Tag Archives: Littlebeck

Coast to Coast – Littlebeck to Robin Hood’s Bay

July 8 – Well, today is the day! The last day of our Coast to Coast Walk across England. We took our trusty taxi back to Littlebeck, and started walking right where we left off yesterday. It was cool walking through the shady woods in the early morning.

We passed a cave where they used to mine alum, used in the past for tanning hides and dying cloth and wool.

Then we passed a hermitage. Another hiker snapped our pic.

A waterfall at Littlebeck, and a fairy on a tree.

We had to hop across the pond at Maybeck.

A bit of road and path walking. The track is getting boggier – we must be nearing the sea.

Our first sign for Robin Hood’s Bay. Wouldn’t you like to visit Sneaton Thorpe? I just love the names of some of these little towns.

A bit of crashing through the brush and rocky stream bed.

Then…. the sea!

Although we could have gotten to town in three miles by road, our path was double, as we hugged the cliffs and crags of the coast.

And then, there was Robin Hood’s Bay! Cue the Merry Men!

A touristy town on a Sunday afternoon.

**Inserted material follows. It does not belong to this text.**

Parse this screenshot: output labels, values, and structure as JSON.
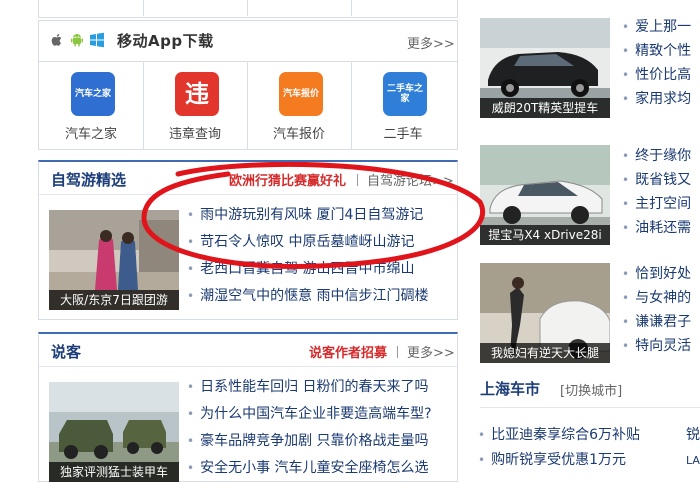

Lots of inns, pubs and gardens.

Our place was right on the water. The view from our window.

We walked down to the water’s edge, so we could put our boots in the North Sea. It was dead low tide, so that’s about as wet as you could get!

So, our 192 mile trek is done. Unlike Santiago, most of the tourists were not here for the walk, and unaware that there even WAS a Coast to Coast Walk. We couldn’t even find a commemorative plate to celebrate our success. So we settled for a photo and a picture of a commemorative tea towel.

Off to the next adventure!

Coast to Coast – Blakey Ridge to Glaisdale to Littlebeck

July 6 – Our B&B host (who had a gorgeous garden filled with feeders and birds of all sorts for our breakfast watching pleasure) ferried us back to Blakey Ridge. The trail started with several miles of highway walking, so he did us the favor of dropping us off at the end of the highway where the soft track began. A shepherd’s hut dated 1801.

Pretty heather.

We continue to scratch our heads at some of the instructions on our guidebook maps. This morning it said we would be walking along a “metalled” road. We saw tarmac and dirt track, but no metal. A mystery. (A Google search afterward informed us that in Britain a paved road is sometimes called a metalled road.)

Yesterday we were told to look for “grouse butts.” Huh? Little bird heinies? Today we came across several camouflaged stone structures as we walked. Perhaps hunters hide behind them when they wish to be concealed from the grouse? Like a duck blind or a deer stand? Grouse butts.

Before we knew it, we had reached the little town of Glaisdale. There’s an old church here, with a wooden baptismal font cover that dates from the sixteenth century. I especially liked one of the stained glass windows. There is a portrait of Tom Ferries here.

The Beggar’s Bridge is here. The legend says that in the early 1600s, Tom Ferries, a pauper lad, fell in love with the daughter of a wealthy local squire, but the swollen River Esk kept him from visiting his true love. He went to sea, made his fortune, returned to town, became mayor, built a bridge across the river and married his true love.

Our travel brokers arranged for a taxi to take us to the next town, Egton Bridge, where we are booked in the same hotel for two nights. We thought this would be a treat, but it is the saddest accommodation we’ve had on this trip – a bit run down, poorly managed by two overworked young girls, and most importantly, no WiFi! Once again, we were assigned a time to eat supper in the hotel’s overpriced restaurant, (no other options nearby) and we dare not be late! This too shall pass.

July 7 – A good breakfast this morning, and as we made our plans for the day, we realized that the trail was just down the road. Why were we instructed to take a taxi? We ended up just canceling the taxi and walking on from where we were. The RC church of St. Hedda is here. I liked the windy steps up to the organ loft.

We walked along a toll road. We weren’t charged.

A short hike got us to the pretty little town of Grosmont, very touristy, and the home of the last coal fired steam engines in England. Although these beauties were retired from service 50 years ago, they run one train between Grosmont and Pickering for the tourists to ride. These are the very engines seen in the Harry Potter films as the students steam their way to Hogwarts each year.

From the engine yard, the road went up, and up, and up some more, reminiscent of the streets of San Francisco.

We huffed our way higher and higher until it seemed we were looking down from an airplane. At the summit of the hill, high above the tree line, it was perfectly quiet. Nothing grew more than a few inches tall. It felt like we were walking on the moon.

Down the other side of the hill, across a field, and we approached the town of Littlebeck.

This is where our trail will end for the day. A taxi has been arranged to shuttle us back to Egton Bridge. We waited for it in front of a little Methodist chapel, which welcomed hikers and provided hot chocolate and tea. Nice People of England.